1. Overview

Most methodological changes to the public sector finance (PSF) statistics are prompted by the need for statistics to keep pace with the evolving economy. These changes can alter perceptions of the government's fiscal exposure, as measured by the fiscal aggregates, such as public sector net borrowing (PSNB) or public sector net debt (PSND). This article increases transparency around the methodology work, including classification reviews, that is currently underway.

We have now resumed the annual publication of our longer-term work plan. More information about changes expected in the next annual package and beyond is available in our Looking ahead – developments in public sector finance statistics: 2022 article. Information about the changes we implemented in September 2021 can be found in our Recent and upcoming changes to public sector finance statistics: August 2021 article.

We will continue to publish this monthly article as needed to update users on ongoing short-term work, as well as the immediate impact of new policies or events on the public sector finance statistics.

Back to table of contents

2. Items under review

New taxes and social contributions effective from April 2022

From April 2022, several new social contributions and taxes will come into effect. The estimated impact of these is described in this month’s Public Sector Finances (PSF) bulletin.

In March 2022, we classified the Plastic Packaging Tax as a tax on products. Full details of this classification are available in our Public sector classification guide and forward work plan. More information on the tax itself is available in the Introduction of Plastic Packaging Tax from April 2022 policy paper on the GOV.UK website.

Temporary increases to National Insurance contributions, introduced from April 2022, are reflected in this month’s PSF statistics. These increases will be replaced by the Health and Social Care Levy effective from April 2023, and will be classified in due course. Further information about the Levy and the National Insurance changes can be found in the Health and Social Care Levy policy paper on the GOV.UK website.

The Economic Crime (Anti-Money Laundering) Levy and Residential Property Developer Tax, both of which apply from April 2022, will also be classified in due course. In the interim period, income from these measures will be recorded under taxes on production and taxes on income respectively. These measures are expected to have a medium impact on the PSF statistics.

An additional tax, the Public Interest Business Protection Tax (PIBPT) (PDF, 170KB), has been effective since January 2022 and is planned to be active until January 2023, but this may be extended. This measure is intended as a deterrent and so is not expected to materially affect the public sector finances. The Office for National Statistics (ONS) assessment concluded that this tax is classified as taxes on income, paid by the households sector or the corporations subsectors where appropriate.

Energy bills rebate

On 3 February 2022, the UK government announced a package of measures in response to rising energy bills. We outlined the details of this in our Recent and upcoming changes to public sector finance statistics: January 2022 article.

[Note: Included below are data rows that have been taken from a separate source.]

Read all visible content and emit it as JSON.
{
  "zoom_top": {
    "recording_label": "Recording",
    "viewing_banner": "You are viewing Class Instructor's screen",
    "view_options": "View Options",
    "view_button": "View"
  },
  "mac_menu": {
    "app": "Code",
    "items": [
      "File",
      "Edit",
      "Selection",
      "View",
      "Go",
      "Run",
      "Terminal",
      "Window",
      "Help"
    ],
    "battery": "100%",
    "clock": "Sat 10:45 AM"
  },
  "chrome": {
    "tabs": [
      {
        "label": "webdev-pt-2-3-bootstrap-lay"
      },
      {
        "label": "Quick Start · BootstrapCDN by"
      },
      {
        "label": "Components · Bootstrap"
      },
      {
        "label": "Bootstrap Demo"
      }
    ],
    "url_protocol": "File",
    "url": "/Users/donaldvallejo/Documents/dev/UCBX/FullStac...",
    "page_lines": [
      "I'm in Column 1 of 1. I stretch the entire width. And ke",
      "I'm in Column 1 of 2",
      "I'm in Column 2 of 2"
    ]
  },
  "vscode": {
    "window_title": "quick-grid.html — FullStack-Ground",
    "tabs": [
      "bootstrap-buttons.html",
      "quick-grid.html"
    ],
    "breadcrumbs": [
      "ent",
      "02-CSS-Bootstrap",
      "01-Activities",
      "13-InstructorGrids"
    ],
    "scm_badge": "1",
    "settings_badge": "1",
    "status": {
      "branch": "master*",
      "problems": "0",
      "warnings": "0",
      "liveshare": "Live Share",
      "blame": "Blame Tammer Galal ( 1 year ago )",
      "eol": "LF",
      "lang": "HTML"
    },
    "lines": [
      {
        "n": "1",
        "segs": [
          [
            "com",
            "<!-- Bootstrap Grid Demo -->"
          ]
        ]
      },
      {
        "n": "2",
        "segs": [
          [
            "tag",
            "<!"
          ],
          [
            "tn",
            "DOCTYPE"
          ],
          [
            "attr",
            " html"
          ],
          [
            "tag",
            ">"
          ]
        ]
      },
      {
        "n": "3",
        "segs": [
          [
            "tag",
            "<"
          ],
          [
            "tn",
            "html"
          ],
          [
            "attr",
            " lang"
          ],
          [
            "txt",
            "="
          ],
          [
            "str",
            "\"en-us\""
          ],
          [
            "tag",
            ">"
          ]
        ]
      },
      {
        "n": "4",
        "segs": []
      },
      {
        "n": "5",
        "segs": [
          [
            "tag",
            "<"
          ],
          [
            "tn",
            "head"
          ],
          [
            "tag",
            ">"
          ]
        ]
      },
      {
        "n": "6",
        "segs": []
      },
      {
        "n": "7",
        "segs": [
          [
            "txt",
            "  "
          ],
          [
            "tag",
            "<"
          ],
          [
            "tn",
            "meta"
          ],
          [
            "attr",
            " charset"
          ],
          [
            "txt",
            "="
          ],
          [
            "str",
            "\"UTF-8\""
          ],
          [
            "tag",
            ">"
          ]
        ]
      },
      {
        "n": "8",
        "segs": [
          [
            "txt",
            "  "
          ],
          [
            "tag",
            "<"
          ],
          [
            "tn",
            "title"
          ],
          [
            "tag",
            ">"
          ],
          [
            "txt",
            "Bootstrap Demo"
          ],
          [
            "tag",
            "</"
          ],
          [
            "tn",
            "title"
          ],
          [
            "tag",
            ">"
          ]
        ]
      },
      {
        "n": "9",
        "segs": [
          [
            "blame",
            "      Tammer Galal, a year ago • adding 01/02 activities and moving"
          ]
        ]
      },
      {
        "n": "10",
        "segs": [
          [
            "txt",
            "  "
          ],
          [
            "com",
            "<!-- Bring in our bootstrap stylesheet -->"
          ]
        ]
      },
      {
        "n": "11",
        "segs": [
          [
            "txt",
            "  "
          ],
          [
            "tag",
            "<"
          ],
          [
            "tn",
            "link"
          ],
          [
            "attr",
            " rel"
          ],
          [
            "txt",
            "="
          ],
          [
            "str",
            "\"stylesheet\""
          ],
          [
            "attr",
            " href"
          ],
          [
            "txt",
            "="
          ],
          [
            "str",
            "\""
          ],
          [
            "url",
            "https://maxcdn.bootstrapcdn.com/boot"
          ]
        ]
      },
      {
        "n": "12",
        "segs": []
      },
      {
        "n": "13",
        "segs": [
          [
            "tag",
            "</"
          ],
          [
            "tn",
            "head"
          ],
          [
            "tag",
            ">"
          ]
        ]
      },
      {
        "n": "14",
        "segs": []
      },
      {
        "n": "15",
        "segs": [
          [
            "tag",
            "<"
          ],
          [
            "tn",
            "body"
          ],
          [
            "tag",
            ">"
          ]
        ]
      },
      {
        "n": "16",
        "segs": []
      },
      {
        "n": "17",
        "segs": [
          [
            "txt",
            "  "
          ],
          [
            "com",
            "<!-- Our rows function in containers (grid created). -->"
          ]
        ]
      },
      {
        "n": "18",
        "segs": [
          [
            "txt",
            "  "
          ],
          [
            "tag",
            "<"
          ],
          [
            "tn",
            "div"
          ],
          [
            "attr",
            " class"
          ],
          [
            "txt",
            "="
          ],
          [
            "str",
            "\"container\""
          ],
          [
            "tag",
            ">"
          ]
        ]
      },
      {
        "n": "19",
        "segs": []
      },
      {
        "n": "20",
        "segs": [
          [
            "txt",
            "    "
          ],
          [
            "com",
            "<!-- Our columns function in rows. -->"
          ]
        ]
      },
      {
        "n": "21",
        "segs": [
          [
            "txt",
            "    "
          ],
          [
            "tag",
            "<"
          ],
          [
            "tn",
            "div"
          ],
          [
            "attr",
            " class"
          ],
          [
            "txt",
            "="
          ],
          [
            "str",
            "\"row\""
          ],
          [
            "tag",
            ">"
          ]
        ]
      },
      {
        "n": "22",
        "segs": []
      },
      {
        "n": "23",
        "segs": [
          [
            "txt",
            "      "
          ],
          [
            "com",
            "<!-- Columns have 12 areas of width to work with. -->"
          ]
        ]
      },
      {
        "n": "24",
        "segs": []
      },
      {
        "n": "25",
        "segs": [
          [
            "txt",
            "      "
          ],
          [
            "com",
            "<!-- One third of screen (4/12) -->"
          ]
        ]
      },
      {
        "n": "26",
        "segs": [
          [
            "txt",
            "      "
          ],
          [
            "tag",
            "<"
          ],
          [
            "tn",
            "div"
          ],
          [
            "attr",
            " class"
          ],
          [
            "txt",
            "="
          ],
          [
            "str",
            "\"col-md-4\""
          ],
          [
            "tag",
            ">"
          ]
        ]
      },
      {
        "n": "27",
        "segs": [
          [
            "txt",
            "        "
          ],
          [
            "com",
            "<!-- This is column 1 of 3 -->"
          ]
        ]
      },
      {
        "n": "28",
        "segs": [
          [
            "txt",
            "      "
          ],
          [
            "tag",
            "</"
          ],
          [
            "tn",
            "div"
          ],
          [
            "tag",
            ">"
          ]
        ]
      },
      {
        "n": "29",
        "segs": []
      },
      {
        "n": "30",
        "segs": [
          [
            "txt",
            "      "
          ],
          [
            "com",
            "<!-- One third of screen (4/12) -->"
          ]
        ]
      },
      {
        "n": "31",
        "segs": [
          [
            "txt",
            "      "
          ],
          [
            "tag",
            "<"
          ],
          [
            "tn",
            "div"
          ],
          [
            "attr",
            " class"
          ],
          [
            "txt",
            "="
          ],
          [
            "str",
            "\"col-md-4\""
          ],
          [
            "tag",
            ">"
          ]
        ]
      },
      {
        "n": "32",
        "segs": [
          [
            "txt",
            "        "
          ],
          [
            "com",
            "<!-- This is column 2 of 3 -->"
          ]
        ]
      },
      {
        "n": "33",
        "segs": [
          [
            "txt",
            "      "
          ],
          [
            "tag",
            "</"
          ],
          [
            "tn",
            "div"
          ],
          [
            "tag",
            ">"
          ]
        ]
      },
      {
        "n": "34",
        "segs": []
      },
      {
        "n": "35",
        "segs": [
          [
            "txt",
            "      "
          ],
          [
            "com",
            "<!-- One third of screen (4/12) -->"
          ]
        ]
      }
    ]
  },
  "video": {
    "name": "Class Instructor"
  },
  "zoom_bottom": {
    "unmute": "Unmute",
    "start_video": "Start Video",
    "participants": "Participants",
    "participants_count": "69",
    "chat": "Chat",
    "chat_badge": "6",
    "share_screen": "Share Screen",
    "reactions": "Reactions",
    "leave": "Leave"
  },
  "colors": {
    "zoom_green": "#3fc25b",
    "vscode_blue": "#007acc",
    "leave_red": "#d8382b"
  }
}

Following the UK government's announced Council Tax Rebate in England, the ONS concluded that the scheme should be classified as a payable tax credit within other miscellaneous current transfers. The information on the timing of payments made by local authorities is not currently available. Consequently, we have provisionally recorded all transfers as paid immediately. As a result, these payments increased public sector net borrowing (PSNB) in April 2022 by £3 billion, when the liability was created.

The Scottish and Welsh governments announced similar packages: The Cost of Living Award in Scotland and the Cost of Living Payment in Wales. These payments have been classified in the same way as their English equivalent and will be treated as a payable tax credit within other miscellaneous current transfers. These schemes are not separately identifiable in our data.

As part of the energy rebate scheme, a discretionary fund for local authorities has been established in England, Wales and Scotland. This is to provide support to the most vulnerable households, or those who are not eligible for the core council tax rebate.

The result of the ONS classification decision is that the Discretionary Fund payment from local authorities to households in England, Wales, and Scotland, should be classified as other miscellaneous current transfers. Specifically, a transaction from the local government subsector to the households sector.

More detail on this classification can be viewed in our Public sector classification guide and forward work plan.

Developments in the energy market

Previously, we noted that Bulb Energy Limited (Bulb) had been placed into a Special Administration Regime by the government as detailed in our Recent and upcoming changes to public sector finance statistics: December 2021 article.

As a result of the ONS classification decision, it has been concluded that Bulb is a market body subject to public sector control. Therefore, Bulb has been classified to the public non-financial corporations subsector with effect from 24 November 2021, the date it was placed into special administration.

We will implement this classification at the earliest opportunity. In the meantime, we will continue to ensure that we capture the impact of Bulb on PSNB by recording the payments made to Bulb by government. These payments are classified as other capital transfers, reflecting their economic nature, and they will therefore increase government net investment.

In addition, we will continue to actively monitor the wider developments in the energy market and will review any changes that may affect the public sector finances.

Back to table of contents

Contact details for this Article

Eduard Moskalenko
Telephone: +44 1633 456738